Chris, the stepson of a once socially prominent family messed up his stepmother’s plan to have his beautiful stepsister land the Most Eligible Man in America. Because a drag queen named Coco Chanel Jones snuck him into the ball, and J.J., the Most Eligible Man in America, fell immediately in love with Chris, not his stepsister. But that was only the first act. Complications had to ensue! The Most Eligible Man in America couldn’t be gay! That wasn’t how the fairy tale went! So the two guys had to figure out a way to be together without the world knowing. Eventually, there was a happy ending.
But it never got made.

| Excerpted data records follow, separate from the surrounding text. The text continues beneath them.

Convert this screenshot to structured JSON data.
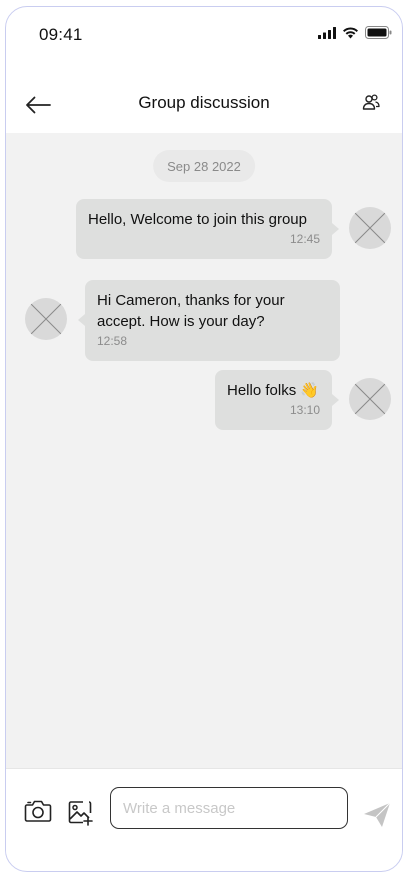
{
  "status_bar": {
    "time": "09:41"
  },
  "header": {
    "title": "Group discussion"
  },
  "chat": {
    "date": "Sep 28 2022",
    "messages": [
      {
        "side": "right",
        "lines": [
          "Hello, Welcome to join this group"
        ],
        "time": "12:45"
      },
      {
        "side": "left",
        "lines": [
          "Hi Cameron, thanks for your",
          "accept. How is your day?"
        ],
        "time": "12:58"
      },
      {
        "side": "right",
        "lines": [
          "Hello folks 👋"
        ],
        "time": "13:10"
      }
    ]
  },
  "composer": {
    "placeholder": "Write a message"
  },
  "icons": {
    "back": "arrow-left-icon",
    "members": "group-members-icon",
    "camera": "camera-icon",
    "gallery": "image-add-icon",
    "send": "send-icon"
  },
  "colors": {
    "chat_background": "#f2f2f2",
    "bubble": "#dedfde",
    "frame_border": "#c9cdf0"
  }
}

In 2011 I read and loved Will Grayson, Will Grayson by John Green and David Levithan, and, at the suggestion of Morgan Matson, I decided to pull out that old script and see if maybe the story’s time had finally come. It was my first attempt at YA, but I finally decided that even if it was different than the YA books I was reading, I would have to be okay with that. Because what I really wanted to do was write the book I wished had existed when I was a closeted gay high school student. A book that would be fun, and funny, and romantic, and hopeful, and joyful.
I didn’t come out until I was twenty-three. Fun and joyful aren’t words I would use to describe the experience. Now, with greater gay visibility in the media and the advent of marriage equality, I sometimes get the sense that a lot of people believe it’s a lot easier to do. I’d like to think it’s at least a little bit so, but there’s a passage in the book that actually came from my own life.
The idea of it had taken a few years to solidify in my mind, and in the last year or so I would even experiment with saying the words out loud—always when I was in the house alone—just to see if anything cataclysmic would happen in the world, mine or at large. “I’m gay. I am gay. I like guys.” Little one syllable words that changed everything. But no lightning, no thunder, no turning into ash and dissolving into the ground. Nothing really, except for the feeling that somehow I’d done something wrong.
One of the first young readers I asked for feedback on the manuscript wrote to me that he had done the exact same thing, but much more recently. Then, only a few weeks ago, a nineteen year-old young woman was talking to me about the tough period she’s been going through in the last year, and how she hasn’t yet figured out how to change it. She spoke particularly about how she couldn’t let her parents down, how she was the child who was never a problem, and it wasn’t an option to fail them. I have no idea if sexuality is at the root of her discontent, but I do know that for Chris and J.J., and many real teenagers like them, the fear of disappointing their family weighs heavily. If those kids don’t deserve a wisecracking drag queen to liven things up, I don’t know who does.
A lot of the story changed as Himderella became MY FAIRY GODMOTHER IS A DRAG QUEEN, but the essence of Chris and J.J.’s relationship stayed the same. Because, while a lot has changed in the world in the last twenty years, the timelessness of a nice person meeting his or her Prince or Princess Charming will hopefully never go out of style. I know when I meet someone the gives me that certain spark, I still pretty much feel like I’m seventeen.
I guess, we all need a few fairy tales to hold onto.
(For the record, I’m still waiting for Prince Charming. See, there I go saying too much, again.)